Bloom’s taxonomy is a set of three hierarchical models used to classify educational learning objectives into levels of complexity and specificity. The models organize learning objectives into three different domains: Cognitive, Affective, and Sensory/Psychomotor.
Bloom’s taxonomy was developed to promote higher forms of thinking in education, such as analyzing and evaluating concepts, processes, procedures, and principles, rather than simply memorizing facts. It is a framework for educational achievement in which each level depends on the one below, often drawn as a pyramid. The model is used in instructional design primarily for creating effective learning objectives.
The foundation and first level of the pyramid is remember. This level is dependent upon learners’ ability to memorize and recall key facts and concepts. For example, a learner may exhibit memory and retention by repeating information or memorizing key facts. One way to test learners’ ability to remember is to administer multiple-choice tests.

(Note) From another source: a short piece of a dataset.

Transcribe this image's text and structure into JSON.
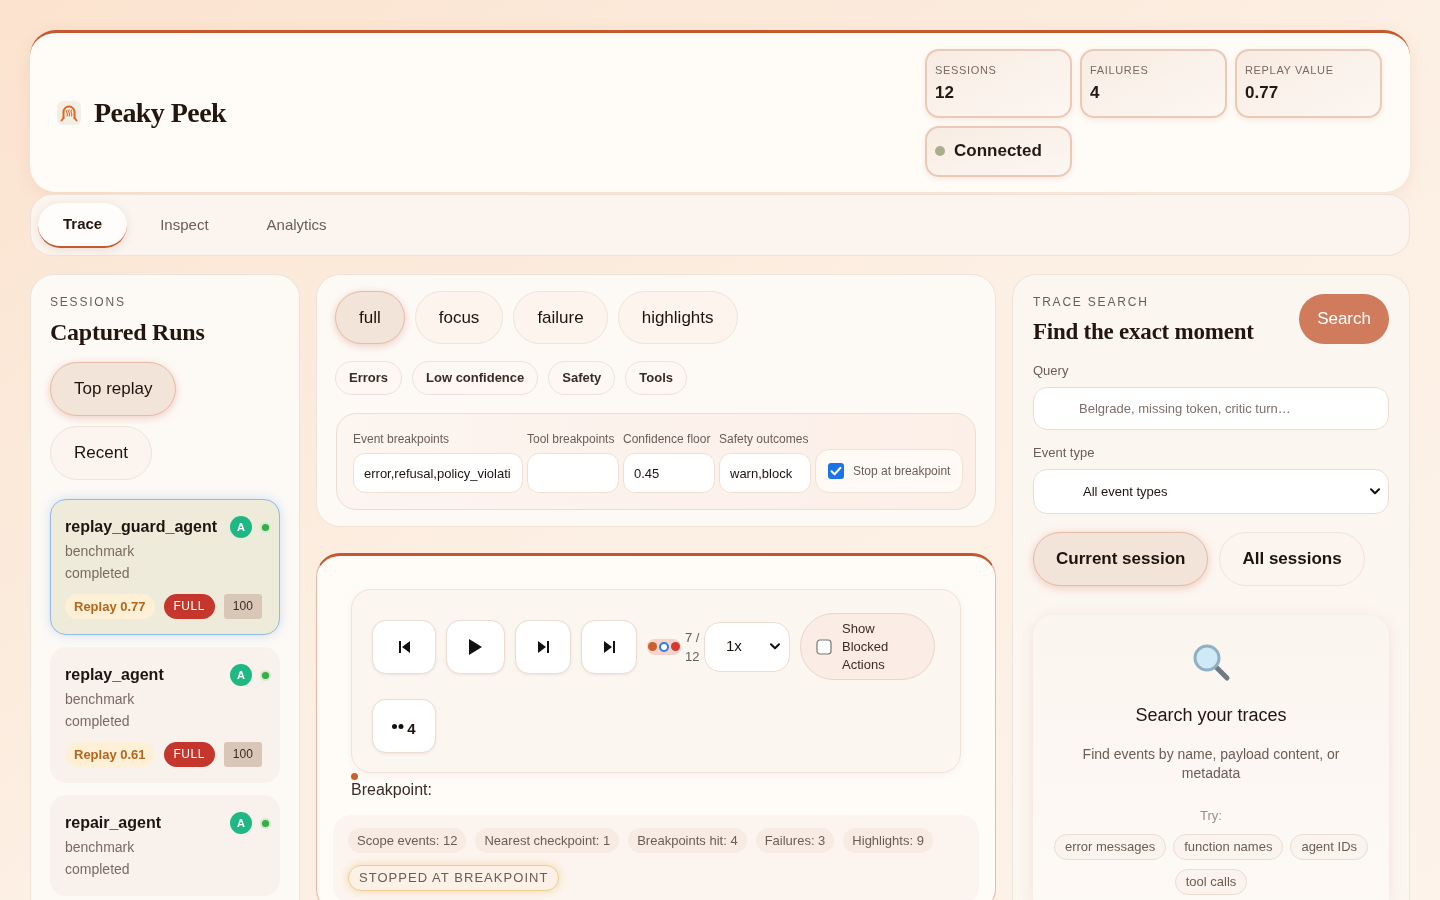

It is the first step of revised bloom taxonomy model The cognitive domain is focused on intellectual skills such as critical thinking, problem solving, and creating a knowledge base. It was the first domain created by the original group of Bloom’s researchers. The cognitive hierarchy spans from simple memorization designed to build the knowledge of learners, to creating something new based on previously-learned information. In this domain, learners are expected to progress linearly through the hierarchy, beginning at “remember” and ending at “create.”
- Sample learning outcome: Remember the names and relationships of a cast of characters in a play.
- Sample assessment/activity: A multiple-choice test designed to test the memory of learners.
- Rationale: A multiple-choice test will allow educators to see whether students have effectively memorized the given material.